In the three-plus decades that have passed since Mazda first introduced the MX-5 Miata back in 1989, many rivals have tried to dethrone this as the world’s best-selling sports car. And while brilliant machines were born in the process (GR86/BRZ, anybody?), the crown remains with the little Japanese roadster. As such, Mazda is extremely motivated to avoid compromises for the next-generation MX-5 Miata. So the fact that the current ND generation entered production in 2015 doesn’t necessarily mean the carmaker is in a rush to replace it. Thus, you can expect the next Mazda MX-5 Miata (NE) to arrive in 2024, as a 2025 model in North America.
Mazda hasn’t concealed the fact that Japan remains the core location for the development of its iconic sports car.
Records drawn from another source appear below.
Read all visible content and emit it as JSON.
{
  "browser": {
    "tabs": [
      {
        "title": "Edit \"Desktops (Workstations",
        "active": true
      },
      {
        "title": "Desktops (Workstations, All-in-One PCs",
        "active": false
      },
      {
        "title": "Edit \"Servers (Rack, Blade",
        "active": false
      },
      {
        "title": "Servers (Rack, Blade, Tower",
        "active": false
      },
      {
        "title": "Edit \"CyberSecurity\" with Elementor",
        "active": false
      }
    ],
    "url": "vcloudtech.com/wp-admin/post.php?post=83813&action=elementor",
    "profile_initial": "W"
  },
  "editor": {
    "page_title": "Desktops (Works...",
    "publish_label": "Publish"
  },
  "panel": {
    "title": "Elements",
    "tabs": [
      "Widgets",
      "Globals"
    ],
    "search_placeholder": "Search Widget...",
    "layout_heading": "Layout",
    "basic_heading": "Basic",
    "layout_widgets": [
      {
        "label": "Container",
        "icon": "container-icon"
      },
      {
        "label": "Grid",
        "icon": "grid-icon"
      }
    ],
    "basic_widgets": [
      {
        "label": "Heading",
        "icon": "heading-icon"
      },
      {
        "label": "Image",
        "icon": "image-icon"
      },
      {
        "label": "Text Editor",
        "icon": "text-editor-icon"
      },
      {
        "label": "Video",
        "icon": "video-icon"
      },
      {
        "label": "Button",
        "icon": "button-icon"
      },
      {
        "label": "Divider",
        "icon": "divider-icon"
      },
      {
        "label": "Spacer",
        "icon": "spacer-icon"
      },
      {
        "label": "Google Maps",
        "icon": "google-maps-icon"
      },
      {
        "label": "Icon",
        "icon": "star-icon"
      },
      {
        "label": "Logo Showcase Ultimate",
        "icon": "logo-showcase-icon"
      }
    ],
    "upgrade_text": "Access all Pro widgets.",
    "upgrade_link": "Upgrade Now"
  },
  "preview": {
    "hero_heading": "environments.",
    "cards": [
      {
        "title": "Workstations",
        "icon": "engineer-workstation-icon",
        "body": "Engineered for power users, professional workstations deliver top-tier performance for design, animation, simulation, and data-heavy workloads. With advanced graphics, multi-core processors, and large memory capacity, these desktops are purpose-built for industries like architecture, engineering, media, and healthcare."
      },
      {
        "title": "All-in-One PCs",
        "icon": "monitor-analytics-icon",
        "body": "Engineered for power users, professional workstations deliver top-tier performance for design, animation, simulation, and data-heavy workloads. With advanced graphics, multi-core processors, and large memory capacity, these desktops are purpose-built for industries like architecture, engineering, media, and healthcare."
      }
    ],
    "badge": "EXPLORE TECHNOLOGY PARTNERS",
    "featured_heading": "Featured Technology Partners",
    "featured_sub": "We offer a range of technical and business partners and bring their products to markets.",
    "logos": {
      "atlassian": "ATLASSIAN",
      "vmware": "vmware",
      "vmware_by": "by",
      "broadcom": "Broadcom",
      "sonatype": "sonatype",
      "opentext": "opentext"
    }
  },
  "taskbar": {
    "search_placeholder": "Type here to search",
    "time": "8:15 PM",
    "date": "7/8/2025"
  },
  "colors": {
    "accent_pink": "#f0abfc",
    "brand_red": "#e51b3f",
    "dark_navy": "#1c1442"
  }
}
And while we’re not aware of the probable prototype testing the carmaker has handled over there, the NE Miata made its spyshot debut in Germany last month.
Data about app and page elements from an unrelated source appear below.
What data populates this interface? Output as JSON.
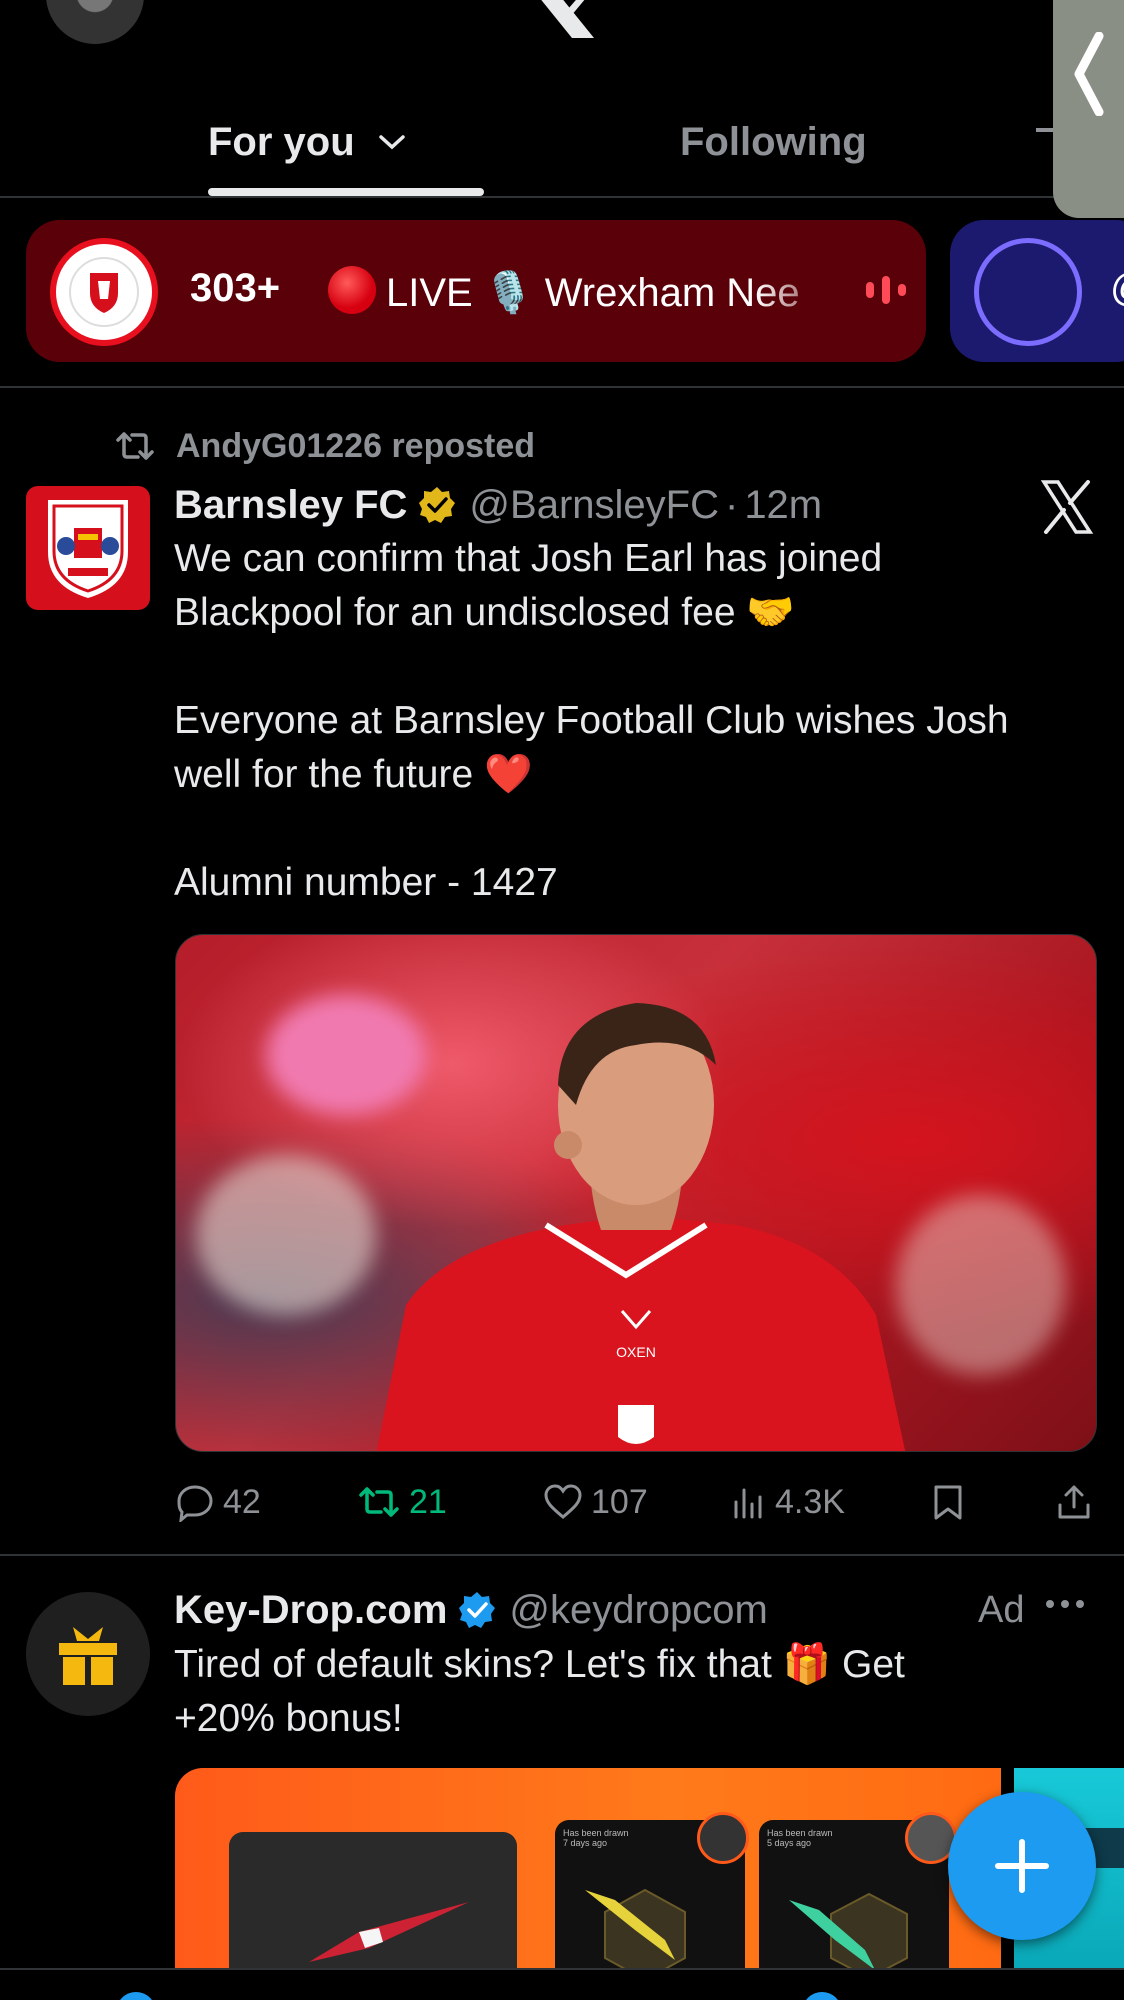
{
  "colors": {
    "background": "#000000",
    "text": "#e7e9ea",
    "muted": "#8e9296",
    "accent": "#1d9bf0",
    "repost_green": "#00ba7c",
    "live_red": "#e8101e"
  },
  "header": {
    "tabs": [
      {
        "label": "For you",
        "active": true
      },
      {
        "label": "Following",
        "active": false
      }
    ]
  },
  "spaces": [
    {
      "listeners": "303+",
      "title": "LIVE 🎙️ Wrexham Nee",
      "icon": "live-red-dot-icon"
    }
  ],
  "feed": {
    "tweet1": {
      "repost_by": "AndyG01226 reposted",
      "name": "Barnsley FC",
      "handle": "@BarnsleyFC",
      "separator": "·",
      "time": "12m",
      "text_lines": [
        "We can confirm that Josh Earl has joined",
        "Blackpool for an undisclosed fee 🤝",
        "",
        "Everyone at Barnsley Football Club wishes Josh",
        "well for the future ❤️",
        "",
        "Alumni number - 1427"
      ],
      "stats": {
        "replies": "42",
        "reposts": "21",
        "likes": "107",
        "views": "4.3K"
      }
    },
    "tweet2": {
      "name": "Key-Drop.com",
      "handle": "@keydropcom",
      "ad_label": "Ad",
      "text_lines": [
        "Tired of default skins? Let's fix that 🎁 Get",
        "+20% bonus!"
      ],
      "card_captions": [
        "Has been drawn",
        "7 days ago",
        "Has been drawn",
        "5 days ago"
      ]
    }
  }
}
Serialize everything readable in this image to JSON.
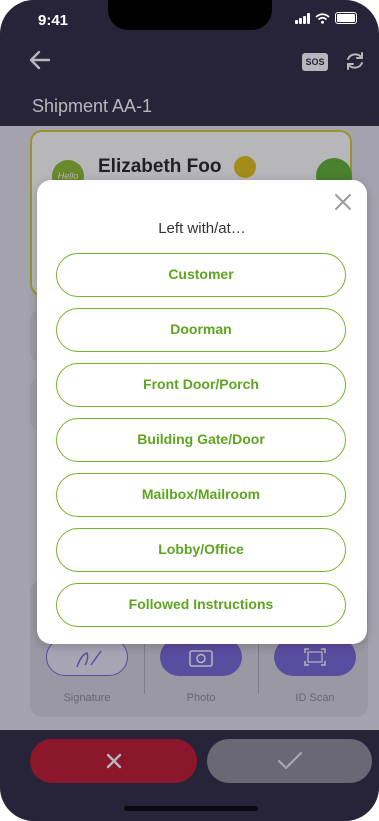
{
  "status_bar": {
    "time": "9:41"
  },
  "header": {
    "sos_label": "SOS",
    "title": "Shipment AA-1"
  },
  "customer": {
    "name": "Elizabeth Foo",
    "avatar_text": "Hello"
  },
  "actions": [
    {
      "label": "Signature",
      "icon": "pen-icon"
    },
    {
      "label": "Photo",
      "icon": "camera-icon"
    },
    {
      "label": "ID Scan",
      "icon": "scan-icon"
    }
  ],
  "footer": {
    "cancel_icon": "close-x-icon",
    "confirm_icon": "checkmark-icon"
  },
  "modal": {
    "title": "Left with/at…",
    "options": [
      "Customer",
      "Doorman",
      "Front Door/Porch",
      "Building Gate/Door",
      "Mailbox/Mailroom",
      "Lobby/Office",
      "Followed Instructions"
    ]
  },
  "colors": {
    "header_bg": "#2b2942",
    "accent_green": "#74b52d",
    "cancel_red": "#c0152d",
    "card_border": "#d6cc2a",
    "action_purple": "#7565d6"
  }
}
Those were test mules hiding the next-gen hardware under the body of the current car, albeit while sporting rear fender extensions hinting at a larger rear track. Design-wise, that tells us little, which is why this rendering is rooted in Mazda’s overall design language rather than being strictly based on the spied prototypes.
Its creator, a digital artist known as trubni89, envisioned an uber-compact approach for the next-gen MX-5. Now, given the technical challenges that await the sports car (more on this below), this kei car-inspired approach can always be seen as a way to keep the scales footprint in check. And with Mazda’s current designs being among the most-loved in the industry, there’s no reason to expect anything but a looker as far as the real NE Miata is concerned.
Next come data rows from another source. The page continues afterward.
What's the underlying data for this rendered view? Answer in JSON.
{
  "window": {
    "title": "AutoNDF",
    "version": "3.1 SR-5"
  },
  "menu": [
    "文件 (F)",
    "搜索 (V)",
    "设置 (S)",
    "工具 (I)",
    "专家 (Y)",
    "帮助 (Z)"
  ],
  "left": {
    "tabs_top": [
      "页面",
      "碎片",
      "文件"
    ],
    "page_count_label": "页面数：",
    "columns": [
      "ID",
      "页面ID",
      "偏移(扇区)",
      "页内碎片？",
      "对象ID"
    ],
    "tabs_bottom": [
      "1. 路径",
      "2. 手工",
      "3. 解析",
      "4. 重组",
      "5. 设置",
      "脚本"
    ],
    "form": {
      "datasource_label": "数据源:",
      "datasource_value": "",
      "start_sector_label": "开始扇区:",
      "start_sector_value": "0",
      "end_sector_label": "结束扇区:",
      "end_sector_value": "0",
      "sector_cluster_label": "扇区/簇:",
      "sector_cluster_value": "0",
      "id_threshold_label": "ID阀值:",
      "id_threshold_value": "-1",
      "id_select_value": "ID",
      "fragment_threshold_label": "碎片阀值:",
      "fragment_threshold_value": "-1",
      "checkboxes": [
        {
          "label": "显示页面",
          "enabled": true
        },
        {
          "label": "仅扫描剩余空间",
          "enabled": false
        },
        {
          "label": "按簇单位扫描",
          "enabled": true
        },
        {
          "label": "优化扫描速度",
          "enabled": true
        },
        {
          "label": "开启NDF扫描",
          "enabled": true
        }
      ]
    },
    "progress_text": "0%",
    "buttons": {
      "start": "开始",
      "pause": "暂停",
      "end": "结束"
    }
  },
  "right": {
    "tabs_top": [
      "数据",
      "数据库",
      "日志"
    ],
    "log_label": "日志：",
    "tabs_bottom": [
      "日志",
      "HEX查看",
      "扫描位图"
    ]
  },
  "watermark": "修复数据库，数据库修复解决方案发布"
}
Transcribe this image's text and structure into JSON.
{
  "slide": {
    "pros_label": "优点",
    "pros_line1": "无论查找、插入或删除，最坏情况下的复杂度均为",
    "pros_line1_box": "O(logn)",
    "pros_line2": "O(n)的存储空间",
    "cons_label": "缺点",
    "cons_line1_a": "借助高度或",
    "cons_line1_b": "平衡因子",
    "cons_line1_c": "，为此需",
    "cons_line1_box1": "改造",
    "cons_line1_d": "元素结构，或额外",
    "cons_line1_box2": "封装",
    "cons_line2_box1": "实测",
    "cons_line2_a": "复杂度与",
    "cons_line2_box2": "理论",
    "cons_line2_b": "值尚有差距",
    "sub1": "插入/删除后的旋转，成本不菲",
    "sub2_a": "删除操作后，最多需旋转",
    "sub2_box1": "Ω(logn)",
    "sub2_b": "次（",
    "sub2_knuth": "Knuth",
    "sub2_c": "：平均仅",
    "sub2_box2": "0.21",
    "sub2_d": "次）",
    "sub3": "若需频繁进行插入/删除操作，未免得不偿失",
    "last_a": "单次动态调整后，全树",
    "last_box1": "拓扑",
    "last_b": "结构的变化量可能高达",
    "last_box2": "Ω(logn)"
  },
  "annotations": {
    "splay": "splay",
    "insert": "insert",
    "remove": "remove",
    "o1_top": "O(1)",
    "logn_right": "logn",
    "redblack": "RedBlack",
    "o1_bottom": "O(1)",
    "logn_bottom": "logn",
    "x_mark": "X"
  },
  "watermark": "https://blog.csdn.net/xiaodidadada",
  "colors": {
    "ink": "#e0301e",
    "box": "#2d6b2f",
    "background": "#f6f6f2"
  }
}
Updated platform, wider tracks
The said prototype sighting appears to confirm the hints dropped by various Mazda officials and rumors, which tell us that the fifth-generation MX-5 will maintain the uber-compact footprint of the current vehicle.
After all, Mazda went back to the drawing board for the present ND Miata, coming up with an all-new platform that’s seriously lightweight by contemporary car standards. So, it would only make sense to update the architecture rather than reinvent it for the NE Miata.
Regardless of which Miata generation you drive, this involves a naturally-aspirated four-cylinder engine sending its moderate power to the rear wheels via a manual, all under the open sky. Yes, you can have an automatic, as well as a retractable metal roof for the ND RF, but those are all additions to the basic recipe.
Probably the first electrified MX-5 Miata
And while emission regulations will most likely force a form of electrification into the Miata, the sports car will probably stick to the simplest, lightest version, namely a 48V mild-hybrid architecture.
Returning to the wider tracks mentioned above, the feature will help the next-gen Miata fair well in comparison tests, where lap times are among the top priorities. However, as anybody who’s had the pleasure of hooning an MX-5 will tell you, this is all about the purity of driving.
So don’t expect super-sticky factory tires—new rubber of the kind is an essential component to the unbelievable Nurburgring lap times that just keep improving, which is why, for instance, the atmospheric 992 Porsche 911 GT3 RS recently proved it can beat the 918 Spyder hypercar from a decade ago by a whopping 13 seconds.
The current Miata range involves a pair of four-cylinder units, namely 1.5L with 129 hp (not offered in America) and a 2.0L, which went from 155 to 181 hp for the 2019MY update. As far as the NE Miata is concerned, you can expect some also-limited power gains for both units.
However, while the rumor mill mentions the new Skyactiv-X 1.5L engine being headed for the Miata, the engine, whose spark ignition tech boosts efficiency, is not currently offered in the US, so we’re talking these rumors with a grain of salt.